Dv/dt reactors consist of a steel core which is constructed of electrical grade steel laminations, and copper wound coils on each leg of a three-phase device.

Dv/dt (and line) reactors are classified by their percent impedance (denoted as percent IZ or %IZ), which is the voltage drop due to impedance, at the rated current. This is expressed as a percent of rated voltage.


3 Phase dv/dt Reactors from EMIS

A 3-phase dv/dt Reactor is a set of three separated winding coils in one assembly. It is connected in the VFD output line such that all current flows through the reactor.
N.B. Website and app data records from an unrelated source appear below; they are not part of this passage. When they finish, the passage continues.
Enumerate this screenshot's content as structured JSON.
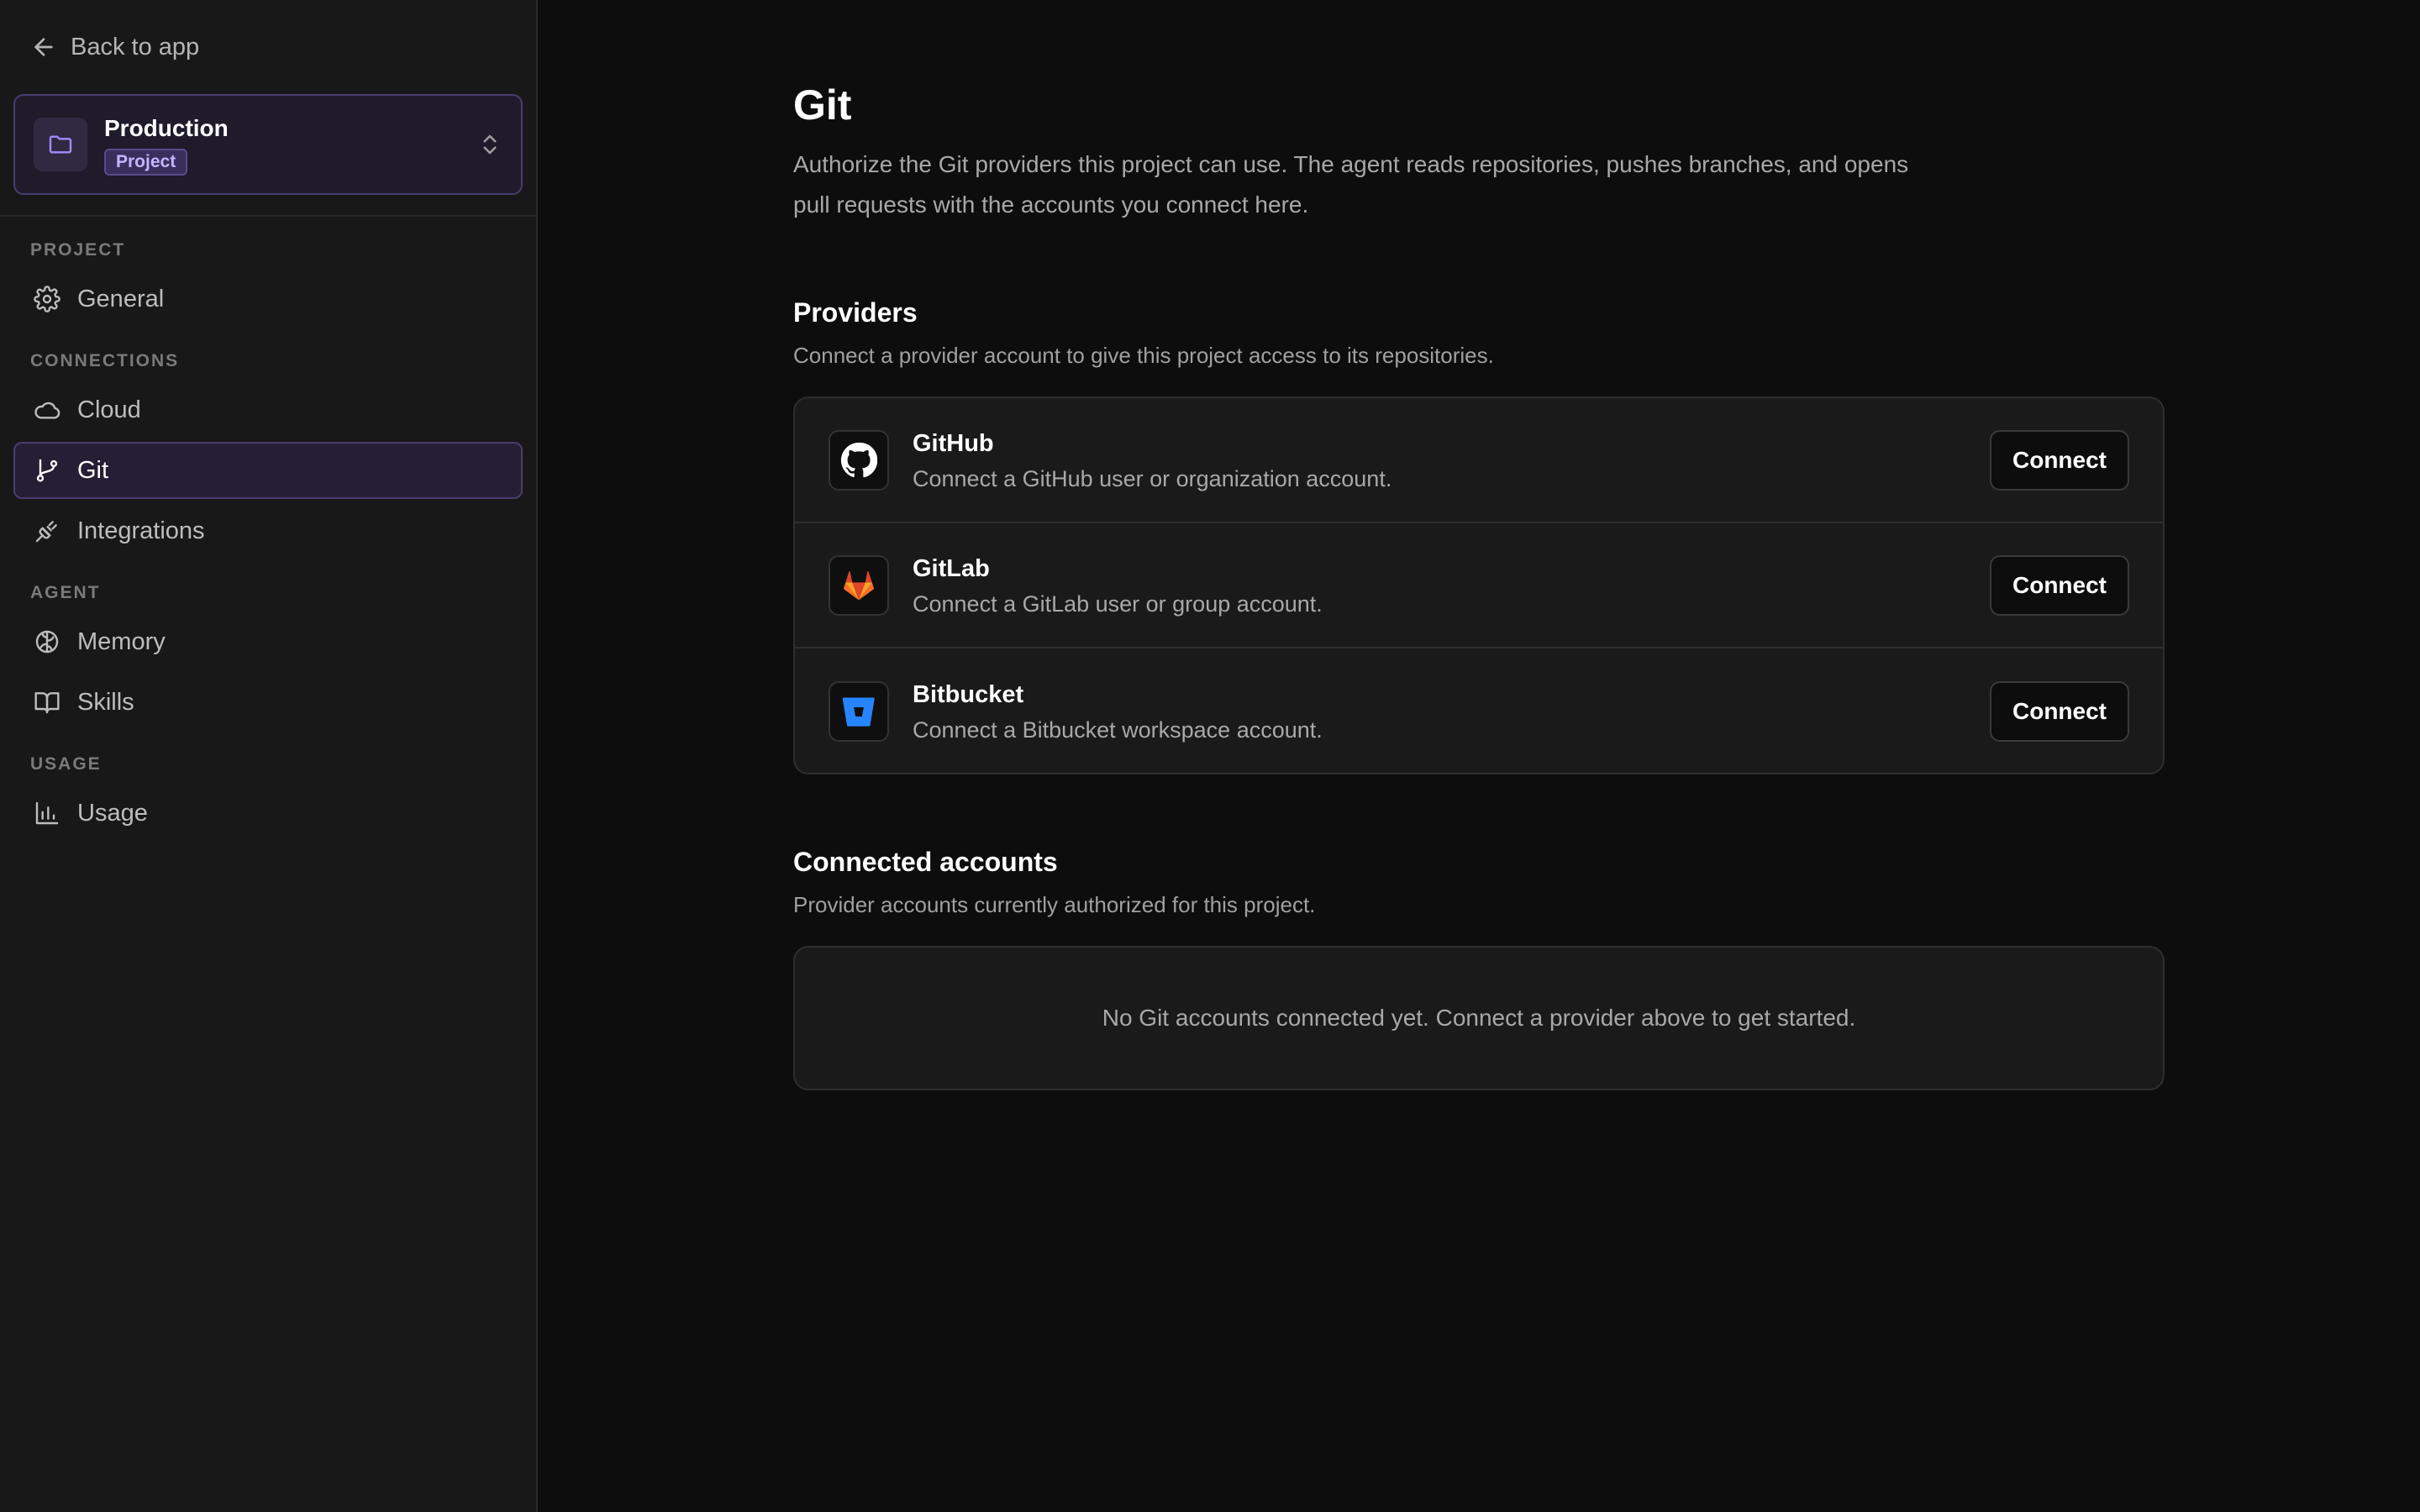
{
  "sidebar": {
    "back_label": "Back to app",
    "project": {
      "name": "Production",
      "badge": "Project"
    },
    "sections": [
      {
        "label": "PROJECT"
      },
      {
        "label": "CONNECTIONS"
      },
      {
        "label": "AGENT"
      },
      {
        "label": "USAGE"
      }
    ],
    "items": [
      {
        "label": "General",
        "icon": "gear-icon"
      },
      {
        "label": "Cloud",
        "icon": "cloud-icon"
      },
      {
        "label": "Git",
        "icon": "git-branch-icon",
        "active": true
      },
      {
        "label": "Integrations",
        "icon": "plug-icon"
      },
      {
        "label": "Memory",
        "icon": "brain-icon"
      },
      {
        "label": "Skills",
        "icon": "book-icon"
      },
      {
        "label": "Usage",
        "icon": "bar-chart-icon"
      }
    ]
  },
  "main": {
    "title": "Git",
    "description": "Authorize the Git providers this project can use. The agent reads repositories, pushes branches, and opens pull requests with the accounts you connect here.",
    "providers": {
      "title": "Providers",
      "description": "Connect a provider account to give this project access to its repositories.",
      "items": [
        {
          "name": "GitHub",
          "description": "Connect a GitHub user or organization account.",
          "button": "Connect",
          "icon": "github-icon"
        },
        {
          "name": "GitLab",
          "description": "Connect a GitLab user or group account.",
          "button": "Connect",
          "icon": "gitlab-icon"
        },
        {
          "name": "Bitbucket",
          "description": "Connect a Bitbucket workspace account.",
          "button": "Connect",
          "icon": "bitbucket-icon"
        }
      ]
    },
    "connected": {
      "title": "Connected accounts",
      "description": "Provider accounts currently authorized for this project.",
      "empty_message": "No Git accounts connected yet. Connect a provider above to get started."
    }
  },
  "colors": {
    "accent": "#4a3d70",
    "badge_text": "#c6b4ff",
    "gitlab_orange": "#fc6d26",
    "bitbucket_blue": "#2684ff"
  }
}
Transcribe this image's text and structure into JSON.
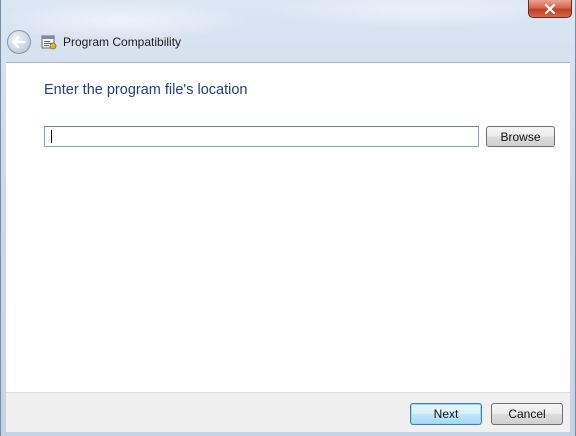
{
  "window": {
    "title": "Program Compatibility",
    "close_label": "✕"
  },
  "titlebar": {
    "back_icon": "back-arrow-icon",
    "app_icon": "program-compatibility-icon"
  },
  "main": {
    "heading": "Enter the program file's location",
    "path_input": {
      "value": "",
      "placeholder": ""
    },
    "browse_label": "Browse"
  },
  "footer": {
    "next_label": "Next",
    "cancel_label": "Cancel"
  },
  "colors": {
    "heading": "#1e3f8a",
    "close_button": "#c23f22",
    "default_button_border": "#3c7fb1"
  }
}
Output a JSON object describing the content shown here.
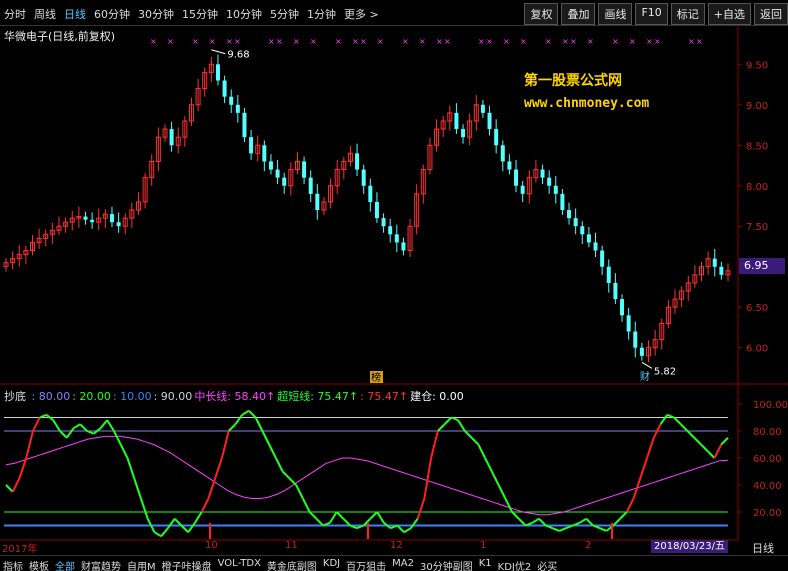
{
  "periods": [
    "分时",
    "周线",
    "日线",
    "60分钟",
    "30分钟",
    "15分钟",
    "10分钟",
    "5分钟",
    "1分钟",
    "更多 >"
  ],
  "active_period": "日线",
  "toolbar": [
    "复权",
    "叠加",
    "画线",
    "F10",
    "标记",
    "+自选",
    "返回"
  ],
  "stock_title": "华微电子(日线,前复权)",
  "watermark": {
    "line1": "第一股票公式网",
    "line2": "www.chnmoney.com"
  },
  "price_axis": [
    "9.50",
    "9.00",
    "8.50",
    "8.00",
    "7.50",
    "7.00",
    "6.50",
    "6.00"
  ],
  "current_price": "6.95",
  "high_label": "9.68",
  "low_label": "5.82",
  "marker_cai": "财",
  "marker_bang": "榜",
  "indicator": {
    "name": "抄底",
    "items": [
      {
        "text": ": 80.00",
        "color": "#8080ff"
      },
      {
        "text": ": 20.00",
        "color": "#20ff20"
      },
      {
        "text": ": 10.00",
        "color": "#4080ff"
      },
      {
        "text": ": 90.00",
        "color": "#d0d0d0"
      },
      {
        "text": "中长线: 58.40↑",
        "color": "#ff40ff"
      },
      {
        "text": "超短线: 75.47↑",
        "color": "#20ff20"
      },
      {
        "text": ": 75.47↑",
        "color": "#ff3030"
      },
      {
        "text": "建仓: 0.00",
        "color": "#ffffff"
      }
    ]
  },
  "indicator_axis": [
    "100.00",
    "80.00",
    "60.00",
    "40.00",
    "20.00"
  ],
  "date_labels": [
    "2017年",
    "10",
    "11",
    "12",
    "1",
    "2"
  ],
  "current_date": "2018/03/23/五",
  "period_label": "日线",
  "bottom_tabs": [
    "指标",
    "模板",
    "全部",
    "财富趋势",
    "自用M",
    "橙子咔操盘",
    "VOL-TDX",
    "黄金底副图",
    "KDJ",
    "百万狙击",
    "MA2",
    "30分钟副图",
    "K1",
    "KDJ优2",
    "必买"
  ],
  "active_bottom_tab": "全部",
  "colors": {
    "up": "#ff3232",
    "down": "#54ffff",
    "grid": "#8b0000",
    "accent": "#56c8ff"
  },
  "chart_data": {
    "type": "candlestick",
    "price_range": [
      5.7,
      9.8
    ],
    "high": 9.68,
    "low": 5.82,
    "last": 6.95,
    "close": [
      7.05,
      7.1,
      7.15,
      7.2,
      7.3,
      7.35,
      7.4,
      7.45,
      7.5,
      7.55,
      7.6,
      7.62,
      7.58,
      7.55,
      7.6,
      7.65,
      7.55,
      7.5,
      7.6,
      7.7,
      7.8,
      8.1,
      8.3,
      8.6,
      8.7,
      8.5,
      8.6,
      8.8,
      9.0,
      9.2,
      9.4,
      9.5,
      9.3,
      9.1,
      9.0,
      8.9,
      8.6,
      8.4,
      8.5,
      8.3,
      8.2,
      8.1,
      8.0,
      8.2,
      8.3,
      8.1,
      7.9,
      7.7,
      7.8,
      8.0,
      8.2,
      8.3,
      8.4,
      8.2,
      8.0,
      7.8,
      7.6,
      7.5,
      7.4,
      7.3,
      7.2,
      7.5,
      7.9,
      8.2,
      8.5,
      8.7,
      8.8,
      8.9,
      8.7,
      8.6,
      8.8,
      9.0,
      8.9,
      8.7,
      8.5,
      8.3,
      8.2,
      8.0,
      7.9,
      8.1,
      8.2,
      8.1,
      8.0,
      7.9,
      7.7,
      7.6,
      7.5,
      7.4,
      7.3,
      7.2,
      7.0,
      6.8,
      6.6,
      6.4,
      6.2,
      6.0,
      5.9,
      6.0,
      6.1,
      6.3,
      6.5,
      6.6,
      6.7,
      6.8,
      6.9,
      7.0,
      7.1,
      7.0,
      6.9,
      6.95
    ],
    "oscillator": [
      40,
      35,
      45,
      60,
      80,
      90,
      92,
      88,
      80,
      75,
      82,
      85,
      80,
      78,
      82,
      88,
      80,
      70,
      60,
      45,
      30,
      15,
      5,
      2,
      8,
      15,
      10,
      5,
      12,
      20,
      30,
      45,
      60,
      80,
      85,
      92,
      95,
      90,
      80,
      70,
      60,
      50,
      45,
      40,
      30,
      20,
      15,
      10,
      12,
      20,
      15,
      10,
      8,
      10,
      15,
      20,
      12,
      8,
      10,
      5,
      8,
      15,
      30,
      60,
      80,
      85,
      90,
      88,
      80,
      75,
      70,
      60,
      50,
      40,
      30,
      20,
      15,
      10,
      12,
      15,
      10,
      8,
      6,
      8,
      10,
      12,
      15,
      10,
      8,
      6,
      10,
      15,
      20,
      30,
      45,
      60,
      75,
      85,
      92,
      90,
      85,
      80,
      75,
      70,
      65,
      60,
      70,
      75
    ],
    "long_line": [
      55,
      56,
      58,
      60,
      62,
      64,
      66,
      68,
      70,
      72,
      74,
      75,
      76,
      76,
      76,
      75,
      74,
      72,
      70,
      67,
      64,
      60,
      56,
      52,
      48,
      44,
      40,
      36,
      33,
      31,
      30,
      30,
      31,
      33,
      36,
      40,
      44,
      48,
      52,
      56,
      58,
      60,
      60,
      59,
      58,
      56,
      54,
      52,
      50,
      48,
      46,
      44,
      42,
      40,
      38,
      36,
      34,
      32,
      30,
      28,
      26,
      24,
      22,
      20,
      19,
      18,
      18,
      19,
      20,
      22,
      24,
      26,
      28,
      30,
      32,
      34,
      36,
      38,
      40,
      42,
      44,
      46,
      48,
      50,
      52,
      54,
      56,
      58,
      58.4
    ]
  }
}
EMIS dv/dt reactors are widely used for motors with cable length of around 30 metres. They are compact and cost effective and play a critical role in increasing the motor reliability and service life. The voltage still being PWM pulse pattern shaped generates a lower output current ripple.



These reactors are extensively used in:

Frequency converter applications, for example, elevators, pumps, conveyor systems or HVAC systems.
Motor Drive application with cable length of around 30m
Machinery comprising of Servo motors



  • dv/dt reduction
  • Reduction of voltage stress at the motor
  • Maximum Continuous Operating Voltage : 400VAC
  • Switching frequency : 2 to 16KHz
  • Impedance : 0.8% at 400VAC, 50Hz and rated current
  • Protection of motor coil insulation from premature aging and
  • Destruction
  • Easy to install
  • Compact Design
  • Compliance with Industry standards (EN 61558-2-20,UL 508C)
  • Help increase the service life and reliability of the motor
  • Keep peak voltage limit under control and prevent overheating
  • Reduced EMI to electronic devices installed nearby
  • Minimise magnetic coupling of interference and of parasitic earth currents